BEGIN Data extract

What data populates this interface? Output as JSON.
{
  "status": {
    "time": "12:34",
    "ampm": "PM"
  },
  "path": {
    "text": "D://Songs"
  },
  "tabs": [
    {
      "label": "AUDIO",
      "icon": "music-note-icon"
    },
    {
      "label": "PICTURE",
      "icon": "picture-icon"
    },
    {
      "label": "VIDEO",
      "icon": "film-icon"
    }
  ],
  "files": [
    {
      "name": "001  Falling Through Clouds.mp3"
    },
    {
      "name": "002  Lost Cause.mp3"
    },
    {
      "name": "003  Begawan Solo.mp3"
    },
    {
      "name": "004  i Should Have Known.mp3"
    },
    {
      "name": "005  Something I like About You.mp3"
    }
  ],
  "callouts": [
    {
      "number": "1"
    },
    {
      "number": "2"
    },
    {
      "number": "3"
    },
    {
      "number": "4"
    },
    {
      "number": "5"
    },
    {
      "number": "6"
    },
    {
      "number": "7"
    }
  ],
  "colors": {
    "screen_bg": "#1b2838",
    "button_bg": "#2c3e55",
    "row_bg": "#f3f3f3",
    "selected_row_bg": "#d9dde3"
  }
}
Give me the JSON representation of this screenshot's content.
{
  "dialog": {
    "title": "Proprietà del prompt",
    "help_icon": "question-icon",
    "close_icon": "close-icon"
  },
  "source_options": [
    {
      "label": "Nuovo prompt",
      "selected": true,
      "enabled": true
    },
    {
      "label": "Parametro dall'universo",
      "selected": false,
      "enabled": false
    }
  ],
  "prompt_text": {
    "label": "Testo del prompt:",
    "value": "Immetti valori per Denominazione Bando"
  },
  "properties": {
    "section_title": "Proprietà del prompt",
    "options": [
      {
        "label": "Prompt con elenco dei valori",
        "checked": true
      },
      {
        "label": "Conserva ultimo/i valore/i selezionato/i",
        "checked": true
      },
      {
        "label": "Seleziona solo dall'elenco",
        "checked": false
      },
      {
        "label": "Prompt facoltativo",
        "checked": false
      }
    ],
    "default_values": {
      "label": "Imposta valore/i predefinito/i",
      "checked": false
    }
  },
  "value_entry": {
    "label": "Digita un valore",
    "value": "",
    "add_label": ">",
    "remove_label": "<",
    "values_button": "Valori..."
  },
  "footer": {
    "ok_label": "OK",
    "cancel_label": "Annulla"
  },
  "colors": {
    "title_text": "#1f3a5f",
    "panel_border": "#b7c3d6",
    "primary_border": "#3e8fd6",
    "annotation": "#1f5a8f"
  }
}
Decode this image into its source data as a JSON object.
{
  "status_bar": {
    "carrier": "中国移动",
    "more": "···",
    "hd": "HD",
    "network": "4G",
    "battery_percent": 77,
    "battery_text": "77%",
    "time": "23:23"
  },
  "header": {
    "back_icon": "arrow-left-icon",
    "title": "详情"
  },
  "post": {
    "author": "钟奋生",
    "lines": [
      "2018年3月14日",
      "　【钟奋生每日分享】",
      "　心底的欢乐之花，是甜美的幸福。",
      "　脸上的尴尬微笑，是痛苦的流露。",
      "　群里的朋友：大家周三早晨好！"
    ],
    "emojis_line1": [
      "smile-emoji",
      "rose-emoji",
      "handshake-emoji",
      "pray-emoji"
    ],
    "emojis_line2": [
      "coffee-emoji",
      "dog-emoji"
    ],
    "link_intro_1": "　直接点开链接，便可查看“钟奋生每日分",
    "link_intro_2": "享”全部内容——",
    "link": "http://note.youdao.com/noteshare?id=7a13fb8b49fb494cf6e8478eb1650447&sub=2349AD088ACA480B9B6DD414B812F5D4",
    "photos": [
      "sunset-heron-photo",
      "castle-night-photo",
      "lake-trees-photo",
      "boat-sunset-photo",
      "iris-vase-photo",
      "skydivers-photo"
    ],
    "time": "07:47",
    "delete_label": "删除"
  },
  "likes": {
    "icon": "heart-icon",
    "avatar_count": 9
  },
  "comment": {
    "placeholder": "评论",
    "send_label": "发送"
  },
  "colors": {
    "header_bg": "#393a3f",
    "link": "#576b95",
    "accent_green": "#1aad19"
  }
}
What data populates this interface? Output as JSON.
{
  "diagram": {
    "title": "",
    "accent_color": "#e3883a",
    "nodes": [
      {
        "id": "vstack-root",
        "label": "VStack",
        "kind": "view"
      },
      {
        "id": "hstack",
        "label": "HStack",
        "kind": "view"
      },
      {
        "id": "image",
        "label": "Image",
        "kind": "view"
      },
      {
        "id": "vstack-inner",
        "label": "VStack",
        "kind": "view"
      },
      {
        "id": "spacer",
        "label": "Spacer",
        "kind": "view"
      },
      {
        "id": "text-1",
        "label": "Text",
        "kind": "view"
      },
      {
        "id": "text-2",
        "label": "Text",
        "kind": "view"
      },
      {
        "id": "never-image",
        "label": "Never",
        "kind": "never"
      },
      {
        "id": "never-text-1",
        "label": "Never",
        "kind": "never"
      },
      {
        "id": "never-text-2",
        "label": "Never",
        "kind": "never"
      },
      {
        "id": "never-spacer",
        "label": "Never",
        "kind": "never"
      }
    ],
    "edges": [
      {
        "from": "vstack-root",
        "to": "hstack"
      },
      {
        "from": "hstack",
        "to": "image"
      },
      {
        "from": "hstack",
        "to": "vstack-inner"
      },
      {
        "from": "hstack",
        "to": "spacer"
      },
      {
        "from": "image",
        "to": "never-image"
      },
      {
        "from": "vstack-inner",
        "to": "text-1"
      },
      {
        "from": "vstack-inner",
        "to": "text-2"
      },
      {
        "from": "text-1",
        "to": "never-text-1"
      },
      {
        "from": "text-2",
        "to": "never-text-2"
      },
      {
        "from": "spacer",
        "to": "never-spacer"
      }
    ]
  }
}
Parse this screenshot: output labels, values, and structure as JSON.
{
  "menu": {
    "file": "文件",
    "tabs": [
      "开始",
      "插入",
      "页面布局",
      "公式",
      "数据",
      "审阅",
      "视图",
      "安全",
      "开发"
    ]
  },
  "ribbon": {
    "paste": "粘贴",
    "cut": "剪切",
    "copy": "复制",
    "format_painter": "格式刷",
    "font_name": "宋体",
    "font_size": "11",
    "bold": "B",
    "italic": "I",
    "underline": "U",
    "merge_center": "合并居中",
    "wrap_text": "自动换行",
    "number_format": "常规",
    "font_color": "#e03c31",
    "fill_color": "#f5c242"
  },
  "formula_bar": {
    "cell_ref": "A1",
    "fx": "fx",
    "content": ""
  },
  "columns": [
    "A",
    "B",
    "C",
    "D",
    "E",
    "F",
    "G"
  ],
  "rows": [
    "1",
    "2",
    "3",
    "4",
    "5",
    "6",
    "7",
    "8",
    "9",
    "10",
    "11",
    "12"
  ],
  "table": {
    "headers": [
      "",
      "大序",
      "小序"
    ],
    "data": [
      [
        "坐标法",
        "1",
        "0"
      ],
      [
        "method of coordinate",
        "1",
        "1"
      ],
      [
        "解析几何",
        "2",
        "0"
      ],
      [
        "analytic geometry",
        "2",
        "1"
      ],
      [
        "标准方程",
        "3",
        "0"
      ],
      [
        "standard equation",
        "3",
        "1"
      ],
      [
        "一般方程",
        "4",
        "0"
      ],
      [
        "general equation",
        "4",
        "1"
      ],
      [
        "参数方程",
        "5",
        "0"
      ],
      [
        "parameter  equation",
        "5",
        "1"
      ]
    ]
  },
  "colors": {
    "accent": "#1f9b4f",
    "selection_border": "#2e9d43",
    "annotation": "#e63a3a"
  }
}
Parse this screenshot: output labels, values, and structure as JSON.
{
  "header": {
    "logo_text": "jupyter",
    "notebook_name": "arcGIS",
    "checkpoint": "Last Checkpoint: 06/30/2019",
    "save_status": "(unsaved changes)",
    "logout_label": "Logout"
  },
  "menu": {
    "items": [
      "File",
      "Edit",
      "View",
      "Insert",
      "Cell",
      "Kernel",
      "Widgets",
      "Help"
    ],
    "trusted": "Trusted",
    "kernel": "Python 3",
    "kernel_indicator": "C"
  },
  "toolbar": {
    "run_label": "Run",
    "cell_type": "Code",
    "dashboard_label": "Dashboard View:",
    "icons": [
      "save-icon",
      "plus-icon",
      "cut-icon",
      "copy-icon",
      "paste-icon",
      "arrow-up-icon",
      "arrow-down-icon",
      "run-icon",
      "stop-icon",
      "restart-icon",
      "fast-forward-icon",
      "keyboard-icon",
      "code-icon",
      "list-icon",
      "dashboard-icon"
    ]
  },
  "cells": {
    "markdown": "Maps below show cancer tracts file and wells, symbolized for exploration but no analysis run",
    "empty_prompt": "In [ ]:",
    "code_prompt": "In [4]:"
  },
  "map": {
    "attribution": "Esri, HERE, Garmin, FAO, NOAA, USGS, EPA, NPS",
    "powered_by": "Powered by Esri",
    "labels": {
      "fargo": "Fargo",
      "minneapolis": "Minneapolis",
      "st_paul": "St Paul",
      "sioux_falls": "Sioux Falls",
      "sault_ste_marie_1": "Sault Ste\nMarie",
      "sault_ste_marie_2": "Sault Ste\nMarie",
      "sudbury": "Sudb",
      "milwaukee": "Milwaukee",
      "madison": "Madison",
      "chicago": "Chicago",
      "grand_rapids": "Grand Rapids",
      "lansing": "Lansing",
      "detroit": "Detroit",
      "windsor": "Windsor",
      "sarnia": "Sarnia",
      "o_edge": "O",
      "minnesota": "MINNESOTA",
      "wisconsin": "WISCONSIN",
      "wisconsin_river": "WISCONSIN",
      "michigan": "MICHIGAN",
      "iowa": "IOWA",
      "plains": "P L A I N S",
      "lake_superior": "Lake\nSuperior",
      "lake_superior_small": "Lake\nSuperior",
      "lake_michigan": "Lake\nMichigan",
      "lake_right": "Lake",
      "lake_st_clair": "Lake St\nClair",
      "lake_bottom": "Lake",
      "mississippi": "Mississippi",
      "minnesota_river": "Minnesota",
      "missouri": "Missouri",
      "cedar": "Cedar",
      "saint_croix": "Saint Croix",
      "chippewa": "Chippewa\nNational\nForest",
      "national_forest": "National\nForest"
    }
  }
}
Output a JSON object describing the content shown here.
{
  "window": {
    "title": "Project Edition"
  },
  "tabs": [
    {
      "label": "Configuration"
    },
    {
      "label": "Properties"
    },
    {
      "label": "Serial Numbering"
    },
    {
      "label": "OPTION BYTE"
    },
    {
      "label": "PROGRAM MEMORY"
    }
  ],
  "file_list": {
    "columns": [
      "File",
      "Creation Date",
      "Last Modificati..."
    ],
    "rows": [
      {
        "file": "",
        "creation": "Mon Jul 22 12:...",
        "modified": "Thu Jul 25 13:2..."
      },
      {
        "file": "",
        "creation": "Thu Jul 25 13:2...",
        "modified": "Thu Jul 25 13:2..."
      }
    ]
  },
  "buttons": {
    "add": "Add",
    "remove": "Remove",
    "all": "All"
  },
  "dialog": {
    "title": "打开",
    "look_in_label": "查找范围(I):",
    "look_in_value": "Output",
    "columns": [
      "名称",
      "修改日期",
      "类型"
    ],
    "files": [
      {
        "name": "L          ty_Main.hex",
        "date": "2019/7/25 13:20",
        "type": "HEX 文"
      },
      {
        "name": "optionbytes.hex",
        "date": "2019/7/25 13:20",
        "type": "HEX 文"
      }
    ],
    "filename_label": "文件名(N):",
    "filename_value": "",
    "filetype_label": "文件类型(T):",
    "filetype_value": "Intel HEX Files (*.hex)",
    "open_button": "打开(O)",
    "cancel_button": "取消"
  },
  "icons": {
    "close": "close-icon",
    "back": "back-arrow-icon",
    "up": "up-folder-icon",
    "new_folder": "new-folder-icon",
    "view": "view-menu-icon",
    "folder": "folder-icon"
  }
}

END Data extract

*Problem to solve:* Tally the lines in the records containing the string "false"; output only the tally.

*Result for this task:* 5